_What this task involves_: Word for word, copy the records that follow.

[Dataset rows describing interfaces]
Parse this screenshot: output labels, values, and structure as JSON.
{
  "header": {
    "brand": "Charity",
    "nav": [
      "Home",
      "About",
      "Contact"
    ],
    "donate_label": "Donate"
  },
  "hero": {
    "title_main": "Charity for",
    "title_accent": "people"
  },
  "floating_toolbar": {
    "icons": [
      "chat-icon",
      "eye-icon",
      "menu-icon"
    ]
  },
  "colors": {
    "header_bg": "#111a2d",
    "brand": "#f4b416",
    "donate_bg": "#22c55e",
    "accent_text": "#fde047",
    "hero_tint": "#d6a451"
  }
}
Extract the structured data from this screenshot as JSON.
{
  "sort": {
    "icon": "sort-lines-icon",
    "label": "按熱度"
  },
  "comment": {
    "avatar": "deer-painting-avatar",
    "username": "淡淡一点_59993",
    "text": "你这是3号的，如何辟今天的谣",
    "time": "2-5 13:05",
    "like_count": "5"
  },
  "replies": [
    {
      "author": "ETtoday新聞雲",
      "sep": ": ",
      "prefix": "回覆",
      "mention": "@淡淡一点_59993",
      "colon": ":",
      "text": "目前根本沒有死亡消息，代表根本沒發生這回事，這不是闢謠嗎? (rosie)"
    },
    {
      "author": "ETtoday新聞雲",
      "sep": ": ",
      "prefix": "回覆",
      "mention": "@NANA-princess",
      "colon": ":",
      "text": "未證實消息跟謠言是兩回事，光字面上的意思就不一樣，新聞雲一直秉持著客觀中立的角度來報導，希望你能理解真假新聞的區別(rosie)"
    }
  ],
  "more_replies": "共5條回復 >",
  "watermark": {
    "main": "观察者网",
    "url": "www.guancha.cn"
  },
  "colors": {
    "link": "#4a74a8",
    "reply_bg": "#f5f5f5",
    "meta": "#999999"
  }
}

_Answer below_:
Parse this screenshot: output labels, values, and structure as JSON.
{
  "header": {
    "brand": "Charity",
    "nav": [
      "Home",
      "About",
      "Contact"
    ],
    "donate_label": "Donate"
  },
  "hero": {
    "title_main": "Charity for",
    "title_accent": "people"
  },
  "floating_toolbar": {
    "icons": [
      "chat-icon",
      "eye-icon",
      "menu-icon"
    ]
  },
  "colors": {
    "header_bg": "#111a2d",
    "brand": "#f4b416",
    "donate_bg": "#22c55e",
    "accent_text": "#fde047",
    "hero_tint": "#d6a451"
  }
}
Extract the structured data from this screenshot as JSON.
{
  "sort": {
    "icon": "sort-lines-icon",
    "label": "按熱度"
  },
  "comment": {
    "avatar": "deer-painting-avatar",
    "username": "淡淡一点_59993",
    "text": "你这是3号的，如何辟今天的谣",
    "time": "2-5 13:05",
    "like_count": "5"
  },
  "replies": [
    {
      "author": "ETtoday新聞雲",
      "sep": ": ",
      "prefix": "回覆",
      "mention": "@淡淡一点_59993",
      "colon": ":",
      "text": "目前根本沒有死亡消息，代表根本沒發生這回事，這不是闢謠嗎? (rosie)"
    },
    {
      "author": "ETtoday新聞雲",
      "sep": ": ",
      "prefix": "回覆",
      "mention": "@NANA-princess",
      "colon": ":",
      "text": "未證實消息跟謠言是兩回事，光字面上的意思就不一樣，新聞雲一直秉持著客觀中立的角度來報導，希望你能理解真假新聞的區別(rosie)"
    }
  ],
  "more_replies": "共5條回復 >",
  "watermark": {
    "main": "观察者网",
    "url": "www.guancha.cn"
  },
  "colors": {
    "link": "#4a74a8",
    "reply_bg": "#f5f5f5",
    "meta": "#999999"
  }
}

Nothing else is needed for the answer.